“I hate to advocate drugs, alcohol, violence, or insanity to anyone, but they've always worked for me.” – Hunter S Thompson

This quote sums it up perfectly for me at the moment, and the reason why my recent reviews and online blogging titbits have been laboured on so much of late. I’m losing my sanity. I need something to fight against and battle for, I can’t like everything I’m given can I?

Thank you Jonathan Wilson you may have saved my soul, you have presented before me an album of such vacuous half hearted acoustic meandering that even though I’m ready to take a hammer to it you have helped me turn a corner. After seeing Jonathan Wilson live recently at London’s Borderline (see previous review a few weeks back) with the excellent band DAWES and a special appearance by Jackson Browne (another singer/songwriter par excellence) I thought I was in for a treat when the album itself arrived in my inbox and looked forward to giving it a balanced fair appraisal. Stranger things have happened.

Wrong is probably too harsh a word, but bland is probably right on the money. Jonathan Wilson is a good musician, fair singer and I’m sure a decent enough guy, but the music on the album is like being stuck on VH1 for eternity. The influences are clear, Crosby, Stills and Nash with a big slice of Neil Young’s guitar thrown in to season. Sounds good on paper although what all these artists had that Jonathan Wilson is lacking is edge and personality. He can wear the beaten up army shirt like Neil Young, but he hasn’t lived through the times that Neil Young was living, interacted with the people etc. In short it’s a case of all theory no practice. He might be able to arrange the harmonies like David Crosby but I doubt the police are about to kick Wilson’s door down for too much hell raising, after all Crosby may look (and is) like an old hippy now, but in the late 60s early 70s he was the guy that would take all the drugs, take all the girls and still hike to Woodstock to let his freak flag fly without missing a cue from Nash and Stills. The collection of songs here seem like more time was spent studying photos of ‘After The Goldrush’ and ‘Music From Big Pink’ rather than writing songs from personal experience and feelings. Of course this is all conjecture and he could be completely genuine although with track names like ‘Woe is Me’ and ‘Natural Rhapsody’ I’m signalling the barman already to medicate me.

The album here Gentle Spirit isn’t a bad album, the songs are well constructed and even some lovely interplay on the electric guitars on ‘Desert Raven’ is reminiscent of Duane Allman and Dickie Betts from The Allman Brothers. The problem with albums these days is the format. I can’t Frisbee a download across the room into a pile of smashed c.d’s in disgust and find the right click drop to recycle bin just lame and counter productive to my anger.

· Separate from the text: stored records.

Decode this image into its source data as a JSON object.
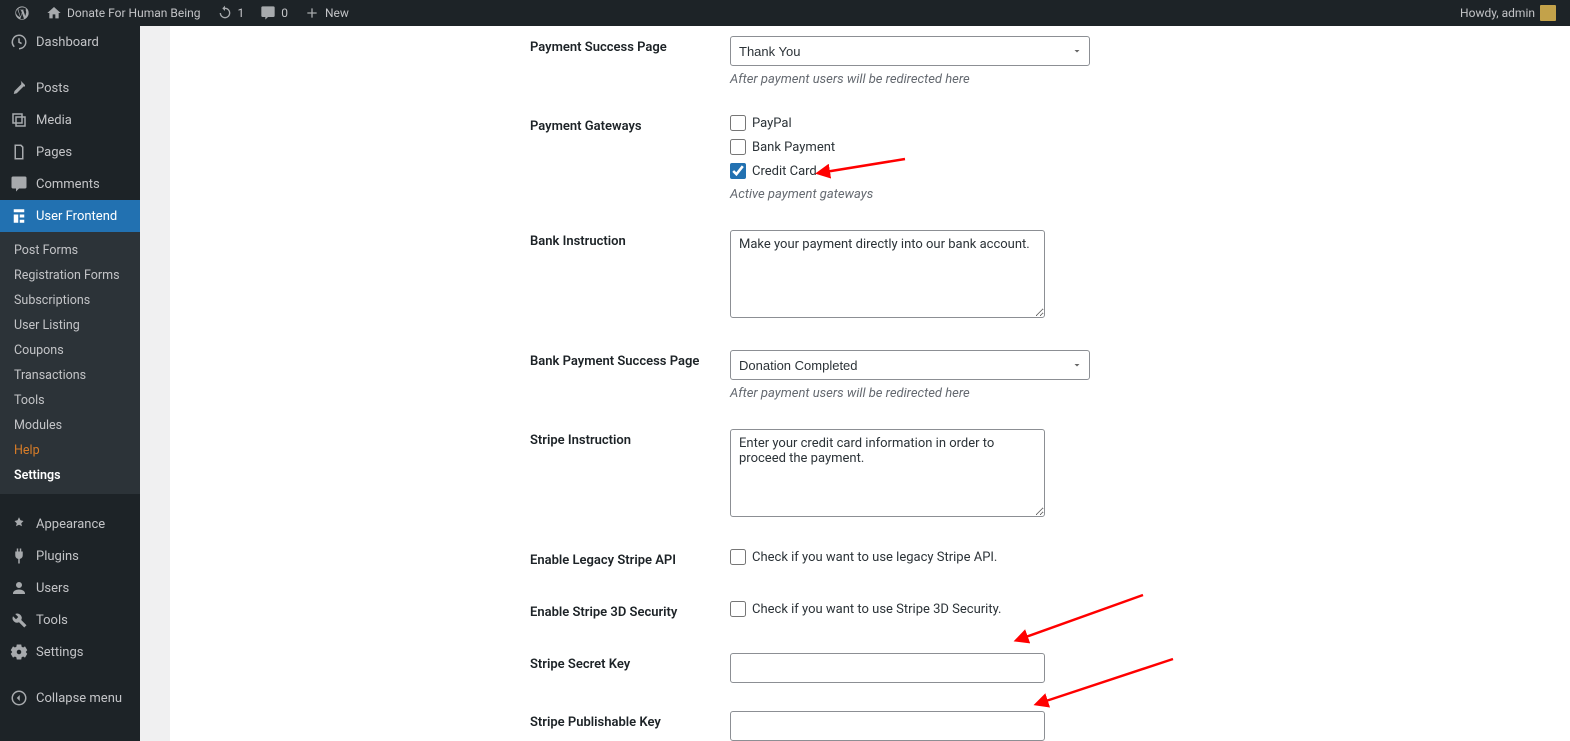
{
  "adminbar": {
    "site_name": "Donate For Human Being",
    "updates": "1",
    "comments": "0",
    "new": "New",
    "howdy": "Howdy, admin"
  },
  "sidebar": {
    "dashboard": "Dashboard",
    "posts": "Posts",
    "media": "Media",
    "pages": "Pages",
    "comments": "Comments",
    "user_frontend": "User Frontend",
    "appearance": "Appearance",
    "plugins": "Plugins",
    "users": "Users",
    "tools": "Tools",
    "settings": "Settings",
    "collapse": "Collapse menu"
  },
  "submenu": {
    "post_forms": "Post Forms",
    "registration_forms": "Registration Forms",
    "subscriptions": "Subscriptions",
    "user_listing": "User Listing",
    "coupons": "Coupons",
    "transactions": "Transactions",
    "tools": "Tools",
    "modules": "Modules",
    "help": "Help",
    "settings": "Settings"
  },
  "form": {
    "payment_success_page": {
      "label": "Payment Success Page",
      "value": "Thank You",
      "help": "After payment users will be redirected here"
    },
    "payment_gateways": {
      "label": "Payment Gateways",
      "paypal": "PayPal",
      "bank": "Bank Payment",
      "credit": "Credit Card",
      "help": "Active payment gateways"
    },
    "bank_instruction": {
      "label": "Bank Instruction",
      "value": "Make your payment directly into our bank account."
    },
    "bank_success_page": {
      "label": "Bank Payment Success Page",
      "value": "Donation Completed",
      "help": "After payment users will be redirected here"
    },
    "stripe_instruction": {
      "label": "Stripe Instruction",
      "value": "Enter your credit card information in order to proceed the payment."
    },
    "legacy_api": {
      "label": "Enable Legacy Stripe API",
      "check_label": "Check if you want to use legacy Stripe API."
    },
    "stripe_3d": {
      "label": "Enable Stripe 3D Security",
      "check_label": "Check if you want to use Stripe 3D Security."
    },
    "secret_key": {
      "label": "Stripe Secret Key"
    },
    "pub_key": {
      "label": "Stripe Publishable Key"
    }
  }
}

I remember seeing Joe Strummer on TV talking about The Ramones and discussing the genius behind their 2 min tracks, no talk in-between stage banter, just 1-2-3-4 and bang track 1, then track 2, track 3 and by the end of the 4th, only 8 minutes has passed, people have busy lives they want fast food rock and roll. There is simply no place for a track that lasts over 10 minutes such as ‘Valley of The Silver Moon’. I remember hearing the track in the encore at The Borderline and felt myself repeatedly checking my phone for a message, an update on Facebook/twitter or anything to wake my sense up from the catatonic pounding it was getting from this dirge. Thank the good lord for Jackson Browne bringing ‘Take It Easy’ to the stage moments later and saving the suicide hotlines from exploding.

I’m sure this album will do well in the crowds and circles it was primarily aimed at (waves to Bob Harris) but for me it seems too clinical and slick to ever be one I’ll treasure.